Check each line of the data below for the word "icon", then extract the ones that have it.

[[ Data supplied, beginning ]]

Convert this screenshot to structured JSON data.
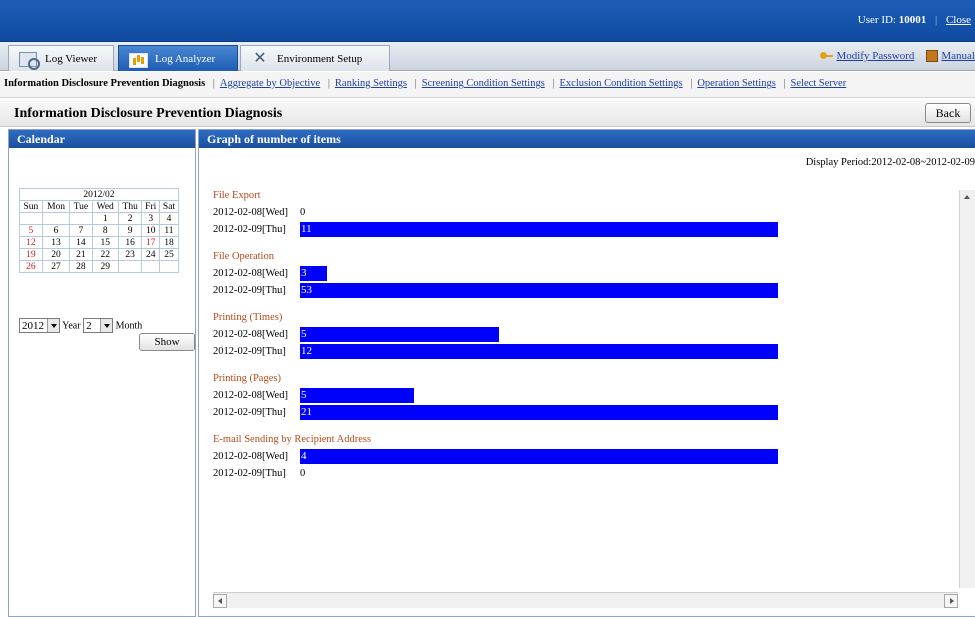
{
  "header": {
    "user_label": "User ID:",
    "user_id": "10001",
    "close_label": "Close"
  },
  "tabs": [
    {
      "label": "Log Viewer",
      "icon": "log-viewer-icon"
    },
    {
      "label": "Log Analyzer",
      "icon": "log-analyzer-icon",
      "active": true
    },
    {
      "label": "Environment Setup",
      "icon": "tools-icon"
    }
  ],
  "top_links": {
    "modify_password": "Modify Password",
    "manual": "Manual"
  },
  "subnav": {
    "current": "Information Disclosure Prevention Diagnosis",
    "links": [
      "Aggregate by Objective",
      "Ranking Settings",
      "Screening Condition Settings",
      "Exclusion Condition Settings",
      "Operation Settings",
      "Select Server"
    ]
  },
  "page": {
    "title": "Information Disclosure Prevention Diagnosis",
    "back_label": "Back"
  },
  "calendar": {
    "panel_title": "Calendar",
    "month_label": "2012/02",
    "weekdays": [
      "Sun",
      "Mon",
      "Tue",
      "Wed",
      "Thu",
      "Fri",
      "Sat"
    ],
    "weeks": [
      [
        "",
        "",
        "",
        "1",
        "2",
        "3",
        "4"
      ],
      [
        "5",
        "6",
        "7",
        "8",
        "9",
        "10",
        "11"
      ],
      [
        "12",
        "13",
        "14",
        "15",
        "16",
        "17",
        "18"
      ],
      [
        "19",
        "20",
        "21",
        "22",
        "23",
        "24",
        "25"
      ],
      [
        "26",
        "27",
        "28",
        "29",
        "",
        "",
        ""
      ]
    ],
    "year_value": "2012",
    "year_label": "Year",
    "month_value": "2",
    "month_label_text": "Month",
    "show_label": "Show"
  },
  "graph": {
    "panel_title": "Graph of number of items",
    "period": "Display Period:2012-02-08~2012-02-09"
  },
  "chart_data": {
    "type": "bar",
    "orientation": "horizontal",
    "bar_color": "#0000ff",
    "groups": [
      {
        "title": "File Export",
        "rows": [
          {
            "date": "2012-02-08[Wed]",
            "value": 0
          },
          {
            "date": "2012-02-09[Thu]",
            "value": 11
          }
        ]
      },
      {
        "title": "File Operation",
        "rows": [
          {
            "date": "2012-02-08[Wed]",
            "value": 3
          },
          {
            "date": "2012-02-09[Thu]",
            "value": 53
          }
        ]
      },
      {
        "title": "Printing (Times)",
        "rows": [
          {
            "date": "2012-02-08[Wed]",
            "value": 5
          },
          {
            "date": "2012-02-09[Thu]",
            "value": 12
          }
        ]
      },
      {
        "title": "Printing (Pages)",
        "rows": [
          {
            "date": "2012-02-08[Wed]",
            "value": 5
          },
          {
            "date": "2012-02-09[Thu]",
            "value": 21
          }
        ]
      },
      {
        "title": "E-mail Sending by Recipient Address",
        "rows": [
          {
            "date": "2012-02-08[Wed]",
            "value": 4
          },
          {
            "date": "2012-02-09[Thu]",
            "value": 0
          }
        ]
      }
    ]
  }
}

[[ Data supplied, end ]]

**Completed exercise**.
      "icon": "log-viewer-icon"
      "icon": "log-analyzer-icon",
      "icon": "tools-icon"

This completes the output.